- Try it:
Could you set down every record exactly as it appears?

**** Data provided

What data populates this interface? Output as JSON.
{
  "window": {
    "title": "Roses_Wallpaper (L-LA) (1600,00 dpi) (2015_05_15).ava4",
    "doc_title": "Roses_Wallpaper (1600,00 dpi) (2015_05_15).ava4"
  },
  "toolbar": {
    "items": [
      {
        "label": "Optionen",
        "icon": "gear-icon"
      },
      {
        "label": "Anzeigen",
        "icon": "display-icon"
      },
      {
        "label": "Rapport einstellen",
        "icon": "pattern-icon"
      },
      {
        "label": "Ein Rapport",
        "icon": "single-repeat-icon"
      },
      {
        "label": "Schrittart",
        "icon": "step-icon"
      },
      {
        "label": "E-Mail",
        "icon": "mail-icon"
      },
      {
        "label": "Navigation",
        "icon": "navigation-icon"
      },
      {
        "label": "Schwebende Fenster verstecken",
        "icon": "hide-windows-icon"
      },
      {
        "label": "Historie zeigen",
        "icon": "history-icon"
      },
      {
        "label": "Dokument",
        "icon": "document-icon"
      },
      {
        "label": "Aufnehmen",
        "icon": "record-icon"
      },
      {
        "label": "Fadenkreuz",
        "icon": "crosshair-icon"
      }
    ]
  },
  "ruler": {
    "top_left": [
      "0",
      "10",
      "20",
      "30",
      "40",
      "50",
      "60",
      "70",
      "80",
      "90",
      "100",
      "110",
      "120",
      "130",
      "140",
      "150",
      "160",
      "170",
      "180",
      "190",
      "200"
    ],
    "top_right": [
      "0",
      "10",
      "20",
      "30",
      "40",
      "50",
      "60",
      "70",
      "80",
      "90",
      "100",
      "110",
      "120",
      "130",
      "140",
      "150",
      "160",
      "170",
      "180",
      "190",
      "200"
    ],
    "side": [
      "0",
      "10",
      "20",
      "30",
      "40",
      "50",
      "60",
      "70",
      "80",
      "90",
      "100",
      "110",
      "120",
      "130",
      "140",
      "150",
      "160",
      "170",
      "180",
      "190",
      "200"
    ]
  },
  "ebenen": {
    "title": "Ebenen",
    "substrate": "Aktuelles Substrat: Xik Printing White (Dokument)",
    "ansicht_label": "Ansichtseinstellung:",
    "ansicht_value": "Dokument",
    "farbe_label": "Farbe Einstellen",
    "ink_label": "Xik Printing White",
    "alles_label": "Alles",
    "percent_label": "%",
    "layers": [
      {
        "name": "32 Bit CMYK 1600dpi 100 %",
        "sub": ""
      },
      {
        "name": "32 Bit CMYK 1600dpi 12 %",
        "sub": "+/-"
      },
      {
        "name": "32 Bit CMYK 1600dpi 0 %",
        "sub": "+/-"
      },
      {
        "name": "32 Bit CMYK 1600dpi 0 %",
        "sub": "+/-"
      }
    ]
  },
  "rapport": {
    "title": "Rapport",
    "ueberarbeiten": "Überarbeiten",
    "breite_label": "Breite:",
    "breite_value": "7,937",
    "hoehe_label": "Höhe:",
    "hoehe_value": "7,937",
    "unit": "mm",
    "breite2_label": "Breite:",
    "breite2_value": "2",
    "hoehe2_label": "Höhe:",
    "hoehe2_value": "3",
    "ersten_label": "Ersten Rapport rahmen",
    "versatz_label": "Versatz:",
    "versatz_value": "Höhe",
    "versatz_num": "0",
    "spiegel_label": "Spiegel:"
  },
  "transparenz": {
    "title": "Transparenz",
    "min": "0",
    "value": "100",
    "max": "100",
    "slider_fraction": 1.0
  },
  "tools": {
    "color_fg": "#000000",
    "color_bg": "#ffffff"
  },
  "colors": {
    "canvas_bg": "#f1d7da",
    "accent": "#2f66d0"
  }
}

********

- Answer to the exercise:
What data populates this interface? Output as JSON.
{
  "window": {
    "title": "Roses_Wallpaper (L-LA) (1600,00 dpi) (2015_05_15).ava4",
    "doc_title": "Roses_Wallpaper (1600,00 dpi) (2015_05_15).ava4"
  },
  "toolbar": {
    "items": [
      {
        "label": "Optionen",
        "icon": "gear-icon"
      },
      {
        "label": "Anzeigen",
        "icon": "display-icon"
      },
      {
        "label": "Rapport einstellen",
        "icon": "pattern-icon"
      },
      {
        "label": "Ein Rapport",
        "icon": "single-repeat-icon"
      },
      {
        "label": "Schrittart",
        "icon": "step-icon"
      },
      {
        "label": "E-Mail",
        "icon": "mail-icon"
      },
      {
        "label": "Navigation",
        "icon": "navigation-icon"
      },
      {
        "label": "Schwebende Fenster verstecken",
        "icon": "hide-windows-icon"
      },
      {
        "label": "Historie zeigen",
        "icon": "history-icon"
      },
      {
        "label": "Dokument",
        "icon": "document-icon"
      },
      {
        "label": "Aufnehmen",
        "icon": "record-icon"
      },
      {
        "label": "Fadenkreuz",
        "icon": "crosshair-icon"
      }
    ]
  },
  "ruler": {
    "top_left": [
      "0",
      "10",
      "20",
      "30",
      "40",
      "50",
      "60",
      "70",
      "80",
      "90",
      "100",
      "110",
      "120",
      "130",
      "140",
      "150",
      "160",
      "170",
      "180",
      "190",
      "200"
    ],
    "top_right": [
      "0",
      "10",
      "20",
      "30",
      "40",
      "50",
      "60",
      "70",
      "80",
      "90",
      "100",
      "110",
      "120",
      "130",
      "140",
      "150",
      "160",
      "170",
      "180",
      "190",
      "200"
    ],
    "side": [
      "0",
      "10",
      "20",
      "30",
      "40",
      "50",
      "60",
      "70",
      "80",
      "90",
      "100",
      "110",
      "120",
      "130",
      "140",
      "150",
      "160",
      "170",
      "180",
      "190",
      "200"
    ]
  },
  "ebenen": {
    "title": "Ebenen",
    "substrate": "Aktuelles Substrat: Xik Printing White (Dokument)",
    "ansicht_label": "Ansichtseinstellung:",
    "ansicht_value": "Dokument",
    "farbe_label": "Farbe Einstellen",
    "ink_label": "Xik Printing White",
    "alles_label": "Alles",
    "percent_label": "%",
    "layers": [
      {
        "name": "32 Bit CMYK 1600dpi 100 %",
        "sub": ""
      },
      {
        "name": "32 Bit CMYK 1600dpi 12 %",
        "sub": "+/-"
      },
      {
        "name": "32 Bit CMYK 1600dpi 0 %",
        "sub": "+/-"
      },
      {
        "name": "32 Bit CMYK 1600dpi 0 %",
        "sub": "+/-"
      }
    ]
  },
  "rapport": {
    "title": "Rapport",
    "ueberarbeiten": "Überarbeiten",
    "breite_label": "Breite:",
    "breite_value": "7,937",
    "hoehe_label": "Höhe:",
    "hoehe_value": "7,937",
    "unit": "mm",
    "breite2_label": "Breite:",
    "breite2_value": "2",
    "hoehe2_label": "Höhe:",
    "hoehe2_value": "3",
    "ersten_label": "Ersten Rapport rahmen",
    "versatz_label": "Versatz:",
    "versatz_value": "Höhe",
    "versatz_num": "0",
    "spiegel_label": "Spiegel:"
  },
  "transparenz": {
    "title": "Transparenz",
    "min": "0",
    "value": "100",
    "max": "100",
    "slider_fraction": 1.0
  },
  "tools": {
    "color_fg": "#000000",
    "color_bg": "#ffffff"
  },
  "colors": {
    "canvas_bg": "#f1d7da",
    "accent": "#2f66d0"
  }
}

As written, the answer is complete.